→ **Directions**: Scan the entries below and return each line that contains "Teilnehmer".

[[ Source information, beginning ]]

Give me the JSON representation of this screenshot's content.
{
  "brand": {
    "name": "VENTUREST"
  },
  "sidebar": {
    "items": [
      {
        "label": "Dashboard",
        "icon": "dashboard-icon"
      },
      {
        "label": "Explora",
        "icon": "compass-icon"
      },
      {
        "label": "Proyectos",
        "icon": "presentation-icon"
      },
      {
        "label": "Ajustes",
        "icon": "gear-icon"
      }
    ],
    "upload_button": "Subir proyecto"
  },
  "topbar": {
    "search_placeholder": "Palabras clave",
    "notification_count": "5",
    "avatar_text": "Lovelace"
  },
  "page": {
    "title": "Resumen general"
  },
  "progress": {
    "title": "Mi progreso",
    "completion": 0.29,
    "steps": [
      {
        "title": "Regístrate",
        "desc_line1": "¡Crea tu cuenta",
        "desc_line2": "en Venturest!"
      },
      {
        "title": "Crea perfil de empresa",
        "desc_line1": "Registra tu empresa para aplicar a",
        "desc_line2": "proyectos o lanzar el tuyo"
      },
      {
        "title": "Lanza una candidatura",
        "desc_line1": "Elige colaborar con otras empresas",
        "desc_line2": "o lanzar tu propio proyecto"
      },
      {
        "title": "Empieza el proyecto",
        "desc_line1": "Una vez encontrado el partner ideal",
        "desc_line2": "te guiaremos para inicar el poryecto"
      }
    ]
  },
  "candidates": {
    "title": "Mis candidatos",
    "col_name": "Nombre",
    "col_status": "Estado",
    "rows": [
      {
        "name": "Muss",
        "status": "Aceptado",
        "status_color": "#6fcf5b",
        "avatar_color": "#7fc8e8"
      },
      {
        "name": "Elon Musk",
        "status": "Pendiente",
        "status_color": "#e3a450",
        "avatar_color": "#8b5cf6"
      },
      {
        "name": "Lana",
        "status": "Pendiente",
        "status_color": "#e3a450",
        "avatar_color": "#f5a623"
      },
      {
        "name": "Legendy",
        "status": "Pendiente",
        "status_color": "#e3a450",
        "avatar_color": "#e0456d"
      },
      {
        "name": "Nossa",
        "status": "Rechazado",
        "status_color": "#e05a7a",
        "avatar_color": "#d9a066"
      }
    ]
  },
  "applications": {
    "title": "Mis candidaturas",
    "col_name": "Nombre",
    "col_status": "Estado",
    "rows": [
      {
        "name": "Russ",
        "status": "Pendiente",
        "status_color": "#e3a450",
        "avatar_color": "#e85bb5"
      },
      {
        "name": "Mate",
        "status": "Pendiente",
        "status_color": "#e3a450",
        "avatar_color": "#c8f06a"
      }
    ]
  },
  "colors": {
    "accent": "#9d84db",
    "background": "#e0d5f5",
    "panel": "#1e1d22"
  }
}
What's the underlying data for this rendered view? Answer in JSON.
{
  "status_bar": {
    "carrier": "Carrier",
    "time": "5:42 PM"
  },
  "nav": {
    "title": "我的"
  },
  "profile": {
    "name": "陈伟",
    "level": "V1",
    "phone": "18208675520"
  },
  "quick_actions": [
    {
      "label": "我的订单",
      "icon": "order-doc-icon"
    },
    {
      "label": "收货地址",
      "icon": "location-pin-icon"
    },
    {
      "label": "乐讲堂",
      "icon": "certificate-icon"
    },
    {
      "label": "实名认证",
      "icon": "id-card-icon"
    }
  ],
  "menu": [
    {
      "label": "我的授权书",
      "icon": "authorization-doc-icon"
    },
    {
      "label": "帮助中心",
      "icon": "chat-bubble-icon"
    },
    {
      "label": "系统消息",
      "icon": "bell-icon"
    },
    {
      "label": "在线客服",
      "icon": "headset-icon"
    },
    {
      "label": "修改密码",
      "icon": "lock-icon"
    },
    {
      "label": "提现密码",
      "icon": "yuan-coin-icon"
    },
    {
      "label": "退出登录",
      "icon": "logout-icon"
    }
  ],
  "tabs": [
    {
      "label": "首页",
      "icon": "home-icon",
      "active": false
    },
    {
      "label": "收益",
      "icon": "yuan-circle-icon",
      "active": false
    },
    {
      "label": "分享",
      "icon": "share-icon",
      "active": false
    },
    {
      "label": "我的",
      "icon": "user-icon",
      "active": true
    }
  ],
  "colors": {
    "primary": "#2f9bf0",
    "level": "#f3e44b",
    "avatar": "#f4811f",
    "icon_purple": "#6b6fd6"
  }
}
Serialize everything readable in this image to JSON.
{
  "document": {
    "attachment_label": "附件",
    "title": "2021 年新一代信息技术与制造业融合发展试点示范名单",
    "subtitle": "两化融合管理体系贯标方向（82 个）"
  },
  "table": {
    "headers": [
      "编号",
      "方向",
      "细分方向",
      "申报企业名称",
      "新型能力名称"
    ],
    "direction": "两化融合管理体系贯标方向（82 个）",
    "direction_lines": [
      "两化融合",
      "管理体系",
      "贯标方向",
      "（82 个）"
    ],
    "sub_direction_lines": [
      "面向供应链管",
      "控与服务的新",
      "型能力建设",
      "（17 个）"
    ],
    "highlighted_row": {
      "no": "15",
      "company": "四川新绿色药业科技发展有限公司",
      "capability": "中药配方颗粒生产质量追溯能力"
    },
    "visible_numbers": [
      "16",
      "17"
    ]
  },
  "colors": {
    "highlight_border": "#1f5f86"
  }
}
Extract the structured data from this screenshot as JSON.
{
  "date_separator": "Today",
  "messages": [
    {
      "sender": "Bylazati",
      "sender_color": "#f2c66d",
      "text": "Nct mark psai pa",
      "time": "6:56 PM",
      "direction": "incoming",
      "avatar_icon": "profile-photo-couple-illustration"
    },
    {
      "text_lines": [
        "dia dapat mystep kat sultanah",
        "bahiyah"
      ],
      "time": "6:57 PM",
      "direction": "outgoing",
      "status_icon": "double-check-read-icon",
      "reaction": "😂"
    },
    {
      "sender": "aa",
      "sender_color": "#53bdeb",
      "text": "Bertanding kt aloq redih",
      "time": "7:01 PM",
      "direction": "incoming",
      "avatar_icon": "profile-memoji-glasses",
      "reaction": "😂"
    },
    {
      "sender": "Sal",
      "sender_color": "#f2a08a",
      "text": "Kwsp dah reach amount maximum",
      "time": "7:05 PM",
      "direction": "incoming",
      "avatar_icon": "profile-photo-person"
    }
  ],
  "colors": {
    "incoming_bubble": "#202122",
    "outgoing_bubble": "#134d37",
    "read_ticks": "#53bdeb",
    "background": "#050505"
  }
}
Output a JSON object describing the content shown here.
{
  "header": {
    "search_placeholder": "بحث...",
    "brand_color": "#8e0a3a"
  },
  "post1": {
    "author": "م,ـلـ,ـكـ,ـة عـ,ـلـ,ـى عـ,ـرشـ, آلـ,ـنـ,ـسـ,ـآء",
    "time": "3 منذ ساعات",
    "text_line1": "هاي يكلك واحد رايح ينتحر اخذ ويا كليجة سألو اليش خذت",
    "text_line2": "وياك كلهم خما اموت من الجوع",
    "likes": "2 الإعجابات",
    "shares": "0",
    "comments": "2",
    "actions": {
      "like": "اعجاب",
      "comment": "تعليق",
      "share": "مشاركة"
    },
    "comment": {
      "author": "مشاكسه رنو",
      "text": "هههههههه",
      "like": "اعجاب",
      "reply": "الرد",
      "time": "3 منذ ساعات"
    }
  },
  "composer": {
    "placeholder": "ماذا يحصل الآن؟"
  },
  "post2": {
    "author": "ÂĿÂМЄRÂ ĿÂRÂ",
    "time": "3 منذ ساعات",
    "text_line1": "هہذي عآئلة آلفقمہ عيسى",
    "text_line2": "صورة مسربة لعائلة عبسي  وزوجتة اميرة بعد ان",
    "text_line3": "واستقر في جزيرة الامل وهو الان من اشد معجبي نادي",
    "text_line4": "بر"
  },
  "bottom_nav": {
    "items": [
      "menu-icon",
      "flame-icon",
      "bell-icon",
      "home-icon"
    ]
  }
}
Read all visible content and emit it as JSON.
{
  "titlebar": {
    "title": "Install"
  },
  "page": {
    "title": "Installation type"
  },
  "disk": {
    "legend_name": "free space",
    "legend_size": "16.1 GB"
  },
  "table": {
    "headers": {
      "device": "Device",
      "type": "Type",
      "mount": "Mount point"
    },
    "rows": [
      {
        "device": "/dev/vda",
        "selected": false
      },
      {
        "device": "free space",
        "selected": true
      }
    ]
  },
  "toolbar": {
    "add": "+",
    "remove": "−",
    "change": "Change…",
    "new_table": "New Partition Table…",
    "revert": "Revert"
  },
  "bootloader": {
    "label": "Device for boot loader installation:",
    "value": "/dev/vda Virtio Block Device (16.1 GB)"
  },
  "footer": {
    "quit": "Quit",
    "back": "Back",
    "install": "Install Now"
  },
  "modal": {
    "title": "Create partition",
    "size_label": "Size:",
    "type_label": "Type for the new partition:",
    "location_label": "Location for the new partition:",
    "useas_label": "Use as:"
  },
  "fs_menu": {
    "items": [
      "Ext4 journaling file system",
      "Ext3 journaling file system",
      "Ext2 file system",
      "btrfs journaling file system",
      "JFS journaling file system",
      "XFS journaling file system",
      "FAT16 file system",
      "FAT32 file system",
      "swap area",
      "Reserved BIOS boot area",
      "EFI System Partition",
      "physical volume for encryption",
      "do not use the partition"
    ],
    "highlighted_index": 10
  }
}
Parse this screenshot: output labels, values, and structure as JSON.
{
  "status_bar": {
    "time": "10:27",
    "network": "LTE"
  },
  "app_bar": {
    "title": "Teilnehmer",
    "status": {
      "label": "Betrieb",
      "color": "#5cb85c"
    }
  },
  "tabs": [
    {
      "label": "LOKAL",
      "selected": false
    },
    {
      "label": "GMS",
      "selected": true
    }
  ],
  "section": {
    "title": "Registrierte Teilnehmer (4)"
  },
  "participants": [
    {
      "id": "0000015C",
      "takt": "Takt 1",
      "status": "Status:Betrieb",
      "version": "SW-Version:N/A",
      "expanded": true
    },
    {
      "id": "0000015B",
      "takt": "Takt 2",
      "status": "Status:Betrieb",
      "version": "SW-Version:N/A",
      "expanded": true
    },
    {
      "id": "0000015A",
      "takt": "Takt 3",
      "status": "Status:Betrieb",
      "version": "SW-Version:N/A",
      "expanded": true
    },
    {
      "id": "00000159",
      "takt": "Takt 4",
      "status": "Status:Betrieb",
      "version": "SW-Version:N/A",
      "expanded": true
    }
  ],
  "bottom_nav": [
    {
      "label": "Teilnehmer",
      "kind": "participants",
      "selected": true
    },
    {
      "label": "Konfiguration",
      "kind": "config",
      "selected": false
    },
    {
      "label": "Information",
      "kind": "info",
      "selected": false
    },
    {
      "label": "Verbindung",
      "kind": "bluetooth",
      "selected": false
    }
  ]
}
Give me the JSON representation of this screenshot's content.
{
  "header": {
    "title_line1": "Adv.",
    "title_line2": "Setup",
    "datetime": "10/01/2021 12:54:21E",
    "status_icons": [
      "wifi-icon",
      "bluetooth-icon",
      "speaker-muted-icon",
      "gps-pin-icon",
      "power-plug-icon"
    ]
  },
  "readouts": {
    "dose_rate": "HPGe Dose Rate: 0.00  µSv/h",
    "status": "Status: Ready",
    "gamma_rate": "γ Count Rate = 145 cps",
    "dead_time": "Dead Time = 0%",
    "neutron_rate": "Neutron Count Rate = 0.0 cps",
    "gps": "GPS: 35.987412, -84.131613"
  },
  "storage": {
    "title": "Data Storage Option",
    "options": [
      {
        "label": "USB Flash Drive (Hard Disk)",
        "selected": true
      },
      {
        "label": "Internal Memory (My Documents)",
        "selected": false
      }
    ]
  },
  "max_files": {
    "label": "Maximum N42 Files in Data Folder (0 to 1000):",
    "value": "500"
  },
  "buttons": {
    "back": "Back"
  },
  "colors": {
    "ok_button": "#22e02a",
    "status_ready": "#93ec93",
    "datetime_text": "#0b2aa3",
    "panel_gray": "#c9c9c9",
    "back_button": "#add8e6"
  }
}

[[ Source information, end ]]

→ **Exercise result**:
    "title": "Teilnehmer",
    "title": "Registrierte Teilnehmer (4)"
      "label": "Teilnehmer",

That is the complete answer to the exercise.